What is it that makes one plant stand out among all others in form and structure? Why are some tomatoes striped, some pear shaped, and some dark, blood -red? What was it about that fresh corn your Grandmother used to serve that made it so sweet and crisp? And, why were the peas fresh from her garden the best ever? The answers to these and many other questions are the stories from the seed – and, genetics. There are so many interesting phenomena surrounding our plant world, and seeds hold valuable genetic resources that can be handed down over the years. The story of some seed might represent an immigrant family arriving to a new land – and with that migration, seed was brought with them to begin their farms. In the early days, saving seed was a necessity for production of food to feed growing families. Saving seed also preserves biodiversity, or the variety of sustainable seed to grow the food we need. Seed that has adapted to a particular area produces stronger plants, and knowing where seed is from may help gardeners predict how the plant will grow.

During this recent pandemic, scores of people started home gardens. Many seed sources were sold out of particular varieties of seed. With that, seasoned and new gardeners alike are now considering what types of seed to plant, and whether the seed will be able to be shared, or saved for use again in next year’s garden.

Saving seed preserves food culture — if heirloom seed hadn’t been saved over the generations, tomatoes such as Cherokee Purple or Brandywine might not exist, or we might have missed out on alpine strawberries. Hopi corn has been passed down through generations; it is sacred and protected. Adapting to specific climates, seed saved from locally grown plants helps assure strength, diversity and garden traditions.

Seed saving is really just the process of preserving genetic material of a particular vegetable, fruit, or flowering plant, and using it later – or sharing it with others. Seed saving starts with open-pollinated parent plants. Open-pollinated seed is genetically true to the parent plant, meaning the seed will result in a plant very similar to the parent plant. Heirloom plants are open-pollinated varieties that are un-altered over time, and have been passed on to generations within a family or community. Although heirloom plants are open-pollinated, not all open-pollinated plants are heirlooms. This is because hybrid seed is derived from two specific varieties of open-pollinated plants, carefully chosen for specific traits, then cross-pollinated for desired qualities such as disease resistance, plant vigor or, uniformity of fruit. But, unlike open-pollinated or heirloom seed, seed from hybrid plants will not grow true-to-parent type, producing plants that are perhaps less vigorous, producing fruit that is strange, and genetically variable.
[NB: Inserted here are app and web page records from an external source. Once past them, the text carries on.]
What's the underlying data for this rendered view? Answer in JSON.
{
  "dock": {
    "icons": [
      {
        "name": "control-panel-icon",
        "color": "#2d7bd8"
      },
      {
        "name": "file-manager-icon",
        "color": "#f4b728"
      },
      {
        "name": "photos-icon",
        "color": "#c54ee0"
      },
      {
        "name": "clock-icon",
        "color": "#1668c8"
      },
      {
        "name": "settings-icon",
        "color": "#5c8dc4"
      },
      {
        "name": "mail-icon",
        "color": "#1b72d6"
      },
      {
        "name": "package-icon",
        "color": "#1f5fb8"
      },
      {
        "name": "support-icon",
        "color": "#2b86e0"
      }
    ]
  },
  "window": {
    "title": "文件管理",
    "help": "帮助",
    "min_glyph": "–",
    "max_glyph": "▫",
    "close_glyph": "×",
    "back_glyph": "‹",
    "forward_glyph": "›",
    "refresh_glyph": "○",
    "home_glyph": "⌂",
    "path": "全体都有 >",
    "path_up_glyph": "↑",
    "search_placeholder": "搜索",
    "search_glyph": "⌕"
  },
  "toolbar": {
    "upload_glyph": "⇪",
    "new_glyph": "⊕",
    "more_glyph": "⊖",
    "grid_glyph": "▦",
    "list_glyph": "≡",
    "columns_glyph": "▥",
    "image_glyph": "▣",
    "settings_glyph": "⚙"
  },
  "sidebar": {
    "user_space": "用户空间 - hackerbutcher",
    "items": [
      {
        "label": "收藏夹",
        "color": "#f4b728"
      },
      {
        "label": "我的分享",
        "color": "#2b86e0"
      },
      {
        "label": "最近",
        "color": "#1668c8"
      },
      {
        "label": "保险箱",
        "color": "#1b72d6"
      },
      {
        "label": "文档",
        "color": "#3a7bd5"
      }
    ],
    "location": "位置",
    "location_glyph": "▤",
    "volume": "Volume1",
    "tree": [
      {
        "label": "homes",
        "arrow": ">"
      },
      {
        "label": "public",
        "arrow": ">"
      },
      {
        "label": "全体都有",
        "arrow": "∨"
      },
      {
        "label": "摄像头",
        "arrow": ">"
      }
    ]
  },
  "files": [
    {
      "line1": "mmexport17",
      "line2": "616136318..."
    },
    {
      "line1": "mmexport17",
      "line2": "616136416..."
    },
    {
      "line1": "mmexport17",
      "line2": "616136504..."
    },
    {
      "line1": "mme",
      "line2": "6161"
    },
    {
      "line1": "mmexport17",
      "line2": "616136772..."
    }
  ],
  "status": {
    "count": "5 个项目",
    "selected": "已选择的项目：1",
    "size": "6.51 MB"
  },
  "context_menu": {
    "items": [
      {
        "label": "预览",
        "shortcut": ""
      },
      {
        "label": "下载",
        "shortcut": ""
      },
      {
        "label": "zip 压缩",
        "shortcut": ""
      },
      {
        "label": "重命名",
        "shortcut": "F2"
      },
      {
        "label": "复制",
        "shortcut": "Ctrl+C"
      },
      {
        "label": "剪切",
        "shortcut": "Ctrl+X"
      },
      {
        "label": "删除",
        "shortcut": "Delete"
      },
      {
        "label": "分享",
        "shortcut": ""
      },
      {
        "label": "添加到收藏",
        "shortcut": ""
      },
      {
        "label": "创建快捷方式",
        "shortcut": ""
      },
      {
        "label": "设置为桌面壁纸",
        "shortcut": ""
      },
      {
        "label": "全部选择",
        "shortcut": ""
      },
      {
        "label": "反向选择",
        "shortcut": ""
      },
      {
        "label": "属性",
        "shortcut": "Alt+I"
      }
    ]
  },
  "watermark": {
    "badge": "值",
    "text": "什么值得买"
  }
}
Adapting to specific climates, seed saved from locally grown plants helps assure strength, diversity and garden traditions.

Saving seed is fun and profitable – what would you like to add to your special seed story? Start by saving seed from this year’s crops. Select open-pollinated plants – choose from the most vigorous plants of the lot, with the best-tasting fruit. These will be the “parents” for your crops next year. Tomatoes, peppers, beans and peas are good choices for seed saving. The seeds require little or no special treatment before storage.

To learn more about saving seed, an excellent resource is the book, “Seed to Seed” by Suzanne Ashworth or, “Saving Seeds: The Gardener’s Guide to Growing and Storing Vegetable and Flower Seeds” by Marc Rogers.

The Master Gardeners of Nevada County will have an online workshop, “Seed Saving Basics,” on Saturday, Aug. 1st at 9 a.m. Check our website for details at http://ncmg.ucanr.org/. At this workshop, viewers will:

Discover the benefits of seed saving and how to preserve heirloom varieties for posterity;

Explore the differences between hybrid and open-pollinated varieties;

Learn about seed harvesting and proper storage techniques;

Participate in seed saving demonstrations.

Look for other upcoming online gardening classes, including a new workshop, “From Seed to Vase” to be presented on Aug. 15, which will cover the basics of growing fabulous flowers for bouquets and flower arrangements. Other upcoming online workshops will feature composting, soil building, and container gardening. Check the website for schedules of online workshops.

Ann Wright is a Nevada County Master Gardener.